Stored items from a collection
————

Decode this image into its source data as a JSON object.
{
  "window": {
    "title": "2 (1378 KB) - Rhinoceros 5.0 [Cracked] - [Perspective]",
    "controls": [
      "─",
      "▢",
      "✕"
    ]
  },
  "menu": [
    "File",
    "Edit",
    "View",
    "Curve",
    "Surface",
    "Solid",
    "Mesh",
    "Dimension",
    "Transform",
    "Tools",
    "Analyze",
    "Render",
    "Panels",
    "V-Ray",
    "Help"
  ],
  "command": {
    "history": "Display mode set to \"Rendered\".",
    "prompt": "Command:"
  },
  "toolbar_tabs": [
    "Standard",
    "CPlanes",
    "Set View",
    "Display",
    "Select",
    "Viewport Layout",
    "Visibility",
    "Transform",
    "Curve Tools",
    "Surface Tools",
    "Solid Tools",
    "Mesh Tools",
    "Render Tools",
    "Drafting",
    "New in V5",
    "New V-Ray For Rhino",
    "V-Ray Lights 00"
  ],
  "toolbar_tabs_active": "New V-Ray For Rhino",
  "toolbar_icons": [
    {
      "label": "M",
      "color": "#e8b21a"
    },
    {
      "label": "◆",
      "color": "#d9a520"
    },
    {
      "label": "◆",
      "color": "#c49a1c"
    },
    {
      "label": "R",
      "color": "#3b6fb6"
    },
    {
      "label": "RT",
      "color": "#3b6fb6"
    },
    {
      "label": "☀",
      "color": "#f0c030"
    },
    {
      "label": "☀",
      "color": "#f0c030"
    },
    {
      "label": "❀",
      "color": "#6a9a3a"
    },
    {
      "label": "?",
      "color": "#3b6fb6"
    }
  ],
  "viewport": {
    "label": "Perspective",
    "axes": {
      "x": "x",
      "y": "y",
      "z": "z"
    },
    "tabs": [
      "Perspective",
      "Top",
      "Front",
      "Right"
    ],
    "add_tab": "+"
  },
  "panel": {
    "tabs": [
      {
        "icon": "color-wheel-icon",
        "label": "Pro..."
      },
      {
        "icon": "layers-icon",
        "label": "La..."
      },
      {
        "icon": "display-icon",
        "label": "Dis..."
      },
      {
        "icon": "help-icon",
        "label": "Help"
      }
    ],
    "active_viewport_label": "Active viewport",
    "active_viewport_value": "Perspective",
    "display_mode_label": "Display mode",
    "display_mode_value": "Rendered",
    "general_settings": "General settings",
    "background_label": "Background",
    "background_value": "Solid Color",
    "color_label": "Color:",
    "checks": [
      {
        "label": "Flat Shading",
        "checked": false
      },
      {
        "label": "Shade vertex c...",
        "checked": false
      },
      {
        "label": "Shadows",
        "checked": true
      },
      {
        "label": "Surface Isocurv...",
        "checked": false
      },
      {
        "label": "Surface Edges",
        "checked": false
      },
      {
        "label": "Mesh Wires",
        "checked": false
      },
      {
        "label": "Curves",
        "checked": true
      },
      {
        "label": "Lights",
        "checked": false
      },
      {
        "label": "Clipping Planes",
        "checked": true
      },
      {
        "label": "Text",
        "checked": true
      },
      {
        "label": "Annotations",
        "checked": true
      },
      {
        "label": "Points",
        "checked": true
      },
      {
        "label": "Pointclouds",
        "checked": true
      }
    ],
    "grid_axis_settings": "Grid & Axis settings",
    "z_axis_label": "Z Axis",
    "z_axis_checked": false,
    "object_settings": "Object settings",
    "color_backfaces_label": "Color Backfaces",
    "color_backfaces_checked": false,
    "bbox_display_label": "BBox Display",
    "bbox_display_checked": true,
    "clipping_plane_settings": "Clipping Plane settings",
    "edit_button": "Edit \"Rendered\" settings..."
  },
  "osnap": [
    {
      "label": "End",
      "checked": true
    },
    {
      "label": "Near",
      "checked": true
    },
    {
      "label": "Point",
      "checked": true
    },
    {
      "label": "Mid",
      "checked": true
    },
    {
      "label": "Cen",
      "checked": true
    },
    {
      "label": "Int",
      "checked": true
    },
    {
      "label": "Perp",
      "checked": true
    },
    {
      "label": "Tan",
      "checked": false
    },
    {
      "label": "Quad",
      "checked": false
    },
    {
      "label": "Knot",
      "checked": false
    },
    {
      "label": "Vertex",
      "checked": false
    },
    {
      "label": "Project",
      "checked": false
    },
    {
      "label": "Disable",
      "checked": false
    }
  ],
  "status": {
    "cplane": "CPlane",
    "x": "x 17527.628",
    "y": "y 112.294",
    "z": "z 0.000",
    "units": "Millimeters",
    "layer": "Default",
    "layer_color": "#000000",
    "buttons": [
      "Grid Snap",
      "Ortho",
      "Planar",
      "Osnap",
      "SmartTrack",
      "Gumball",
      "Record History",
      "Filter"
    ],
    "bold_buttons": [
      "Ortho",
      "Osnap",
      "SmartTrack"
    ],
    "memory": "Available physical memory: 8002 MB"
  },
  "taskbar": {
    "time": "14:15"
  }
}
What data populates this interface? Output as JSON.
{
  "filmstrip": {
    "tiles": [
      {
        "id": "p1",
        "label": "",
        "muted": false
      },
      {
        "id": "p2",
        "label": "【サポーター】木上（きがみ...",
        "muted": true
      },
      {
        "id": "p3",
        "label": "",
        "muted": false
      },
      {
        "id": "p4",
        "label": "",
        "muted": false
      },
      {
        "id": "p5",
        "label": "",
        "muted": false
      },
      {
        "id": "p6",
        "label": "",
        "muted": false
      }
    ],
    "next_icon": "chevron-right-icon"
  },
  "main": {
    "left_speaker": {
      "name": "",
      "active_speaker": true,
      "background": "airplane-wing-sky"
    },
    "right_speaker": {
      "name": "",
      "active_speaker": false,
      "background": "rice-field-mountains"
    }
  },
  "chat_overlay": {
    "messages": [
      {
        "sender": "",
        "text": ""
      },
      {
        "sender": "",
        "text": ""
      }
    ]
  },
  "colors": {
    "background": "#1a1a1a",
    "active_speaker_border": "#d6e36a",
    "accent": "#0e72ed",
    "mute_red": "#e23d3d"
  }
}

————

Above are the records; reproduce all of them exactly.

Decode this image into its source data as a JSON object.
{
  "window": {
    "title": "2 (1378 KB) - Rhinoceros 5.0 [Cracked] - [Perspective]",
    "controls": [
      "─",
      "▢",
      "✕"
    ]
  },
  "menu": [
    "File",
    "Edit",
    "View",
    "Curve",
    "Surface",
    "Solid",
    "Mesh",
    "Dimension",
    "Transform",
    "Tools",
    "Analyze",
    "Render",
    "Panels",
    "V-Ray",
    "Help"
  ],
  "command": {
    "history": "Display mode set to \"Rendered\".",
    "prompt": "Command:"
  },
  "toolbar_tabs": [
    "Standard",
    "CPlanes",
    "Set View",
    "Display",
    "Select",
    "Viewport Layout",
    "Visibility",
    "Transform",
    "Curve Tools",
    "Surface Tools",
    "Solid Tools",
    "Mesh Tools",
    "Render Tools",
    "Drafting",
    "New in V5",
    "New V-Ray For Rhino",
    "V-Ray Lights 00"
  ],
  "toolbar_tabs_active": "New V-Ray For Rhino",
  "toolbar_icons": [
    {
      "label": "M",
      "color": "#e8b21a"
    },
    {
      "label": "◆",
      "color": "#d9a520"
    },
    {
      "label": "◆",
      "color": "#c49a1c"
    },
    {
      "label": "R",
      "color": "#3b6fb6"
    },
    {
      "label": "RT",
      "color": "#3b6fb6"
    },
    {
      "label": "☀",
      "color": "#f0c030"
    },
    {
      "label": "☀",
      "color": "#f0c030"
    },
    {
      "label": "❀",
      "color": "#6a9a3a"
    },
    {
      "label": "?",
      "color": "#3b6fb6"
    }
  ],
  "viewport": {
    "label": "Perspective",
    "axes": {
      "x": "x",
      "y": "y",
      "z": "z"
    },
    "tabs": [
      "Perspective",
      "Top",
      "Front",
      "Right"
    ],
    "add_tab": "+"
  },
  "panel": {
    "tabs": [
      {
        "icon": "color-wheel-icon",
        "label": "Pro..."
      },
      {
        "icon": "layers-icon",
        "label": "La..."
      },
      {
        "icon": "display-icon",
        "label": "Dis..."
      },
      {
        "icon": "help-icon",
        "label": "Help"
      }
    ],
    "active_viewport_label": "Active viewport",
    "active_viewport_value": "Perspective",
    "display_mode_label": "Display mode",
    "display_mode_value": "Rendered",
    "general_settings": "General settings",
    "background_label": "Background",
    "background_value": "Solid Color",
    "color_label": "Color:",
    "checks": [
      {
        "label": "Flat Shading",
        "checked": false
      },
      {
        "label": "Shade vertex c...",
        "checked": false
      },
      {
        "label": "Shadows",
        "checked": true
      },
      {
        "label": "Surface Isocurv...",
        "checked": false
      },
      {
        "label": "Surface Edges",
        "checked": false
      },
      {
        "label": "Mesh Wires",
        "checked": false
      },
      {
        "label": "Curves",
        "checked": true
      },
      {
        "label": "Lights",
        "checked": false
      },
      {
        "label": "Clipping Planes",
        "checked": true
      },
      {
        "label": "Text",
        "checked": true
      },
      {
        "label": "Annotations",
        "checked": true
      },
      {
        "label": "Points",
        "checked": true
      },
      {
        "label": "Pointclouds",
        "checked": true
      }
    ],
    "grid_axis_settings": "Grid & Axis settings",
    "z_axis_label": "Z Axis",
    "z_axis_checked": false,
    "object_settings": "Object settings",
    "color_backfaces_label": "Color Backfaces",
    "color_backfaces_checked": false,
    "bbox_display_label": "BBox Display",
    "bbox_display_checked": true,
    "clipping_plane_settings": "Clipping Plane settings",
    "edit_button": "Edit \"Rendered\" settings..."
  },
  "osnap": [
    {
      "label": "End",
      "checked": true
    },
    {
      "label": "Near",
      "checked": true
    },
    {
      "label": "Point",
      "checked": true
    },
    {
      "label": "Mid",
      "checked": true
    },
    {
      "label": "Cen",
      "checked": true
    },
    {
      "label": "Int",
      "checked": true
    },
    {
      "label": "Perp",
      "checked": true
    },
    {
      "label": "Tan",
      "checked": false
    },
    {
      "label": "Quad",
      "checked": false
    },
    {
      "label": "Knot",
      "checked": false
    },
    {
      "label": "Vertex",
      "checked": false
    },
    {
      "label": "Project",
      "checked": false
    },
    {
      "label": "Disable",
      "checked": false
    }
  ],
  "status": {
    "cplane": "CPlane",
    "x": "x 17527.628",
    "y": "y 112.294",
    "z": "z 0.000",
    "units": "Millimeters",
    "layer": "Default",
    "layer_color": "#000000",
    "buttons": [
      "Grid Snap",
      "Ortho",
      "Planar",
      "Osnap",
      "SmartTrack",
      "Gumball",
      "Record History",
      "Filter"
    ],
    "bold_buttons": [
      "Ortho",
      "Osnap",
      "SmartTrack"
    ],
    "memory": "Available physical memory: 8002 MB"
  },
  "taskbar": {
    "time": "14:15"
  }
}
What data populates this interface? Output as JSON.
{
  "filmstrip": {
    "tiles": [
      {
        "id": "p1",
        "label": "",
        "muted": false
      },
      {
        "id": "p2",
        "label": "【サポーター】木上（きがみ...",
        "muted": true
      },
      {
        "id": "p3",
        "label": "",
        "muted": false
      },
      {
        "id": "p4",
        "label": "",
        "muted": false
      },
      {
        "id": "p5",
        "label": "",
        "muted": false
      },
      {
        "id": "p6",
        "label": "",
        "muted": false
      }
    ],
    "next_icon": "chevron-right-icon"
  },
  "main": {
    "left_speaker": {
      "name": "",
      "active_speaker": true,
      "background": "airplane-wing-sky"
    },
    "right_speaker": {
      "name": "",
      "active_speaker": false,
      "background": "rice-field-mountains"
    }
  },
  "chat_overlay": {
    "messages": [
      {
        "sender": "",
        "text": ""
      },
      {
        "sender": "",
        "text": ""
      }
    ]
  },
  "colors": {
    "background": "#1a1a1a",
    "active_speaker_border": "#d6e36a",
    "accent": "#0e72ed",
    "mute_red": "#e23d3d"
  }
}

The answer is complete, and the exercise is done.